More: New York Times

Roundup

Tidbits over the last month worth a mention…

Shake it Baby
In a bizarre experiment, mice were “vibrated” for 15 minutes a day resulting in fat loss and corresponding bone density increases. Can we vibrate those pounds away? Well we had one of those crazy machines in the basement for years and it did nothing for mother…

Vestigial What?
Just last month I had a doctor telling me I should “chop off my appendix” given my history of IBS and “it’s useless anyway.” I was sceptical that mother nature was that inefficient and opted to keep it to the rolling eyes of the specialist. Well ha, ha! HA! Appendix not useless afterall. Seems like it’s a little factory and warehouse of good bacteria. Pwned!

Type 3
Discovery supports theory of Alzheimer’s disease as a form of diabetes. All that sugar is going to your head. Levels of brain insulin and its related receptors are lower in individuals with Alzheimer’s disease.

Finish that Avocado
Monounsaturated Fat Improves Insulin Sensitivity. Eating a diet rich in monounsaturated fat reverses insulin resistance compared to diets rich in carbohydrates or saturated fat.

Big Where it Counts
Big hips mean big brains. Curvy women birthed children with superior cognitive abilities.

Alzheimer’s and Living Low Carb

The Washington Post reports on the correlation between “pre-diabetes” (high blood sugar levels not yet in the diabetic range) and alzheimer’s:

People with elevated blood sugar levels may have an increased risk of developing Alzheimer’s disease, researchers reported yesterday at an international conference. Scientists already have linked Type 2 diabetes with Alzheimer’s, which afflicts 4.5 million Americans.

Full Article

So what can you do to protect yourself? Go low carb of course… well at least according to Dr. Larry McCleary, the author of  The Brain Trust who describes ketones as “the brain’s preferred fuel.”
Via Living La Vida Low Carb 

How I Defeated Type II Diabetes

I great account by a guy who came to indepentantly discover CRON “Calorie Restriction with Optimal Nutrition” – a lifestyle and diet change which effectively cured his type II diabetes (or at least brought it under permanent control) along with a number of other benefits.

http://shurie.com/lee/writing_defeat_diabetes.htm

Paleo Diet and Diabetes

In a head to head competition between the Paleo diet and the Mediterranean diet, Paleo won hands down when it came to glucose tolerance and treating diabetes…

The improved glucose tolerance in the Paleolithic group was unrelated to changes in weight or waist circumference, although waist decreased slightly more in that group. Hence, the research group concludes that something more than caloric intake and weight loss was responsible for the improved handling of dietary carbohydrate. The main difference between the groups was a much lower intake of grains and dairy products and a higher fruit intake in the Paleolithic group. Substances in grains and dairy products have been shown to interfere with the metabolism of carbohydrates and fat in various studies.

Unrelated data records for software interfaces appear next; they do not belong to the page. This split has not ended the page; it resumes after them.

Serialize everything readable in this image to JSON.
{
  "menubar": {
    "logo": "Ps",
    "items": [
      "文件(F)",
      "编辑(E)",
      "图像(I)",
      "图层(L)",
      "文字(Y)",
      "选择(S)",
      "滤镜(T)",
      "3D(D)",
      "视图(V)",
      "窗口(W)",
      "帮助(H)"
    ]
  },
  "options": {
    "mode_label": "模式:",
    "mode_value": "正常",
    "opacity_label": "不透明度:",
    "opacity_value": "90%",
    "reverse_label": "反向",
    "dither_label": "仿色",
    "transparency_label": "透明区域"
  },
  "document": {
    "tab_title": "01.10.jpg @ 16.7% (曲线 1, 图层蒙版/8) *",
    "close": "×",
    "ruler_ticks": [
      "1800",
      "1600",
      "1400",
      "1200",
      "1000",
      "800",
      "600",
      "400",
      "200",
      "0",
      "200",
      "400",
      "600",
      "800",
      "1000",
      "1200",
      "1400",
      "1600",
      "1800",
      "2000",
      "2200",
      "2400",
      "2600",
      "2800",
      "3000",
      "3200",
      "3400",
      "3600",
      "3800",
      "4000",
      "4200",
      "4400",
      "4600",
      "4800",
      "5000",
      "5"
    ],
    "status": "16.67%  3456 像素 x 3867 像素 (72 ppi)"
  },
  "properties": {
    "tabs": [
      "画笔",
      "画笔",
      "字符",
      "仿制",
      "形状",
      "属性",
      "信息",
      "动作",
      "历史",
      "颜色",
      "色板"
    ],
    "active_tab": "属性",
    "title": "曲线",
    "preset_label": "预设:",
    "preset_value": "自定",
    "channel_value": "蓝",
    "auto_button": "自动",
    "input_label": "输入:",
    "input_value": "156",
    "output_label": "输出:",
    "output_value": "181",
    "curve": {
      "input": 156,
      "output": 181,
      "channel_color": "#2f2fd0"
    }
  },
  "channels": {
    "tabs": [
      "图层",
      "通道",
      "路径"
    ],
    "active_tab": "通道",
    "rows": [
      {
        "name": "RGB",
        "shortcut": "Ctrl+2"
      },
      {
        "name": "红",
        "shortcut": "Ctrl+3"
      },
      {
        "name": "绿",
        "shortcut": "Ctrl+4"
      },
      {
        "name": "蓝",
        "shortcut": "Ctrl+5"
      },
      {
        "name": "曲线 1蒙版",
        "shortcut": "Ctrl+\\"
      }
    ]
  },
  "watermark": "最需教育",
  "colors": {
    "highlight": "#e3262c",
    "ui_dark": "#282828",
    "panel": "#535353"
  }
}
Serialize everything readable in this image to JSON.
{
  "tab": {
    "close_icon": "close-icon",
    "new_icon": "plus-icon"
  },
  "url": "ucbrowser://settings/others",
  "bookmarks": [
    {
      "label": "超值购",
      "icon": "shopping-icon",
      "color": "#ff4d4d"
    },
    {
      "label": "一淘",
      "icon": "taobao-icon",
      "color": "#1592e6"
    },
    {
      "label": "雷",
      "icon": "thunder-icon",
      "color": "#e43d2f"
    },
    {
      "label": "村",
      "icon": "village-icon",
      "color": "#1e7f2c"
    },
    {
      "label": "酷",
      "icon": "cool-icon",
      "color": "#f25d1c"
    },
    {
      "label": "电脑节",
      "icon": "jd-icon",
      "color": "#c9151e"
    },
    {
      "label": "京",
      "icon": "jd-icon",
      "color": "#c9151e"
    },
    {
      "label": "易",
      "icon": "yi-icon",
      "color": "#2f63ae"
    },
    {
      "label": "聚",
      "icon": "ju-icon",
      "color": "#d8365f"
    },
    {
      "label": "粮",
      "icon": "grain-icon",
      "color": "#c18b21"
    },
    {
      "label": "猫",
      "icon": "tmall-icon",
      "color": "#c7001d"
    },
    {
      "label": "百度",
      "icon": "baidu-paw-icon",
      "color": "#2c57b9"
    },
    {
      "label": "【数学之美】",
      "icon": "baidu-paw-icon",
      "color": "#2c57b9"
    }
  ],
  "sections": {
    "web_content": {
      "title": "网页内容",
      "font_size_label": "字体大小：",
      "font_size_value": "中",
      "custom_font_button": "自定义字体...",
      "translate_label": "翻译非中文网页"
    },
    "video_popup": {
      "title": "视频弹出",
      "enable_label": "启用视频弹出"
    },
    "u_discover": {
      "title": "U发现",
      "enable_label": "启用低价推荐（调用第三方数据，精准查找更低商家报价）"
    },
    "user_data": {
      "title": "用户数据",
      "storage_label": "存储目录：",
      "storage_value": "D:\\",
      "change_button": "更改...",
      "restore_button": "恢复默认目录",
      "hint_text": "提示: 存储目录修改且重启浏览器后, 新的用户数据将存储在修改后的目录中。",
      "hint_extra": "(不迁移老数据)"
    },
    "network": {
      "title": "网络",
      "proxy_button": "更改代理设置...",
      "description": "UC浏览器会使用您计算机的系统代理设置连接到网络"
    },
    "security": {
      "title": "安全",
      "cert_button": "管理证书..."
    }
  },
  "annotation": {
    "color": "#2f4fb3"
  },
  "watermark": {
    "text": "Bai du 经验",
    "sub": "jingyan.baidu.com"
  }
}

“If you want to prevent or treat diabetes type 2, it may be more efficient to avoid some of our modern foods than to count calories or carbohydrate,” says Staffan Lindeberg.

This is the first controlled study of a Paleolithic diet in humans.

Science Daily, June 28 2007

Lowering BP helps those with Type 2

Science keeps plodding along to help save us from ourselves…

While the reduction in blood pressure was modest (an average of 5.6/2.2 mm Hg), at 4.3 years the treated group had a relative risk reduction of 14 percent for coronary heart disease events, 18 percent for cardiovascular deaths, 14 percent for deaths of any cause, and 21 percent for developing new or worsening kidney disease.

MacMahon calculated that one death could be avoided among every 78 patients treated for five years. Because type-2 diabetes is so common worldwide, he added that treatment such as this could prevent as many as 1.5 million deaths, even if given to only half of the world’s diabetics.

I love that they have bothered to report the Numbers Needed to Treat here ie 78 people treated saves 1 life. It’s worth pointing out though that they haven’t prevented 1.5m deaths so much as postponed them! More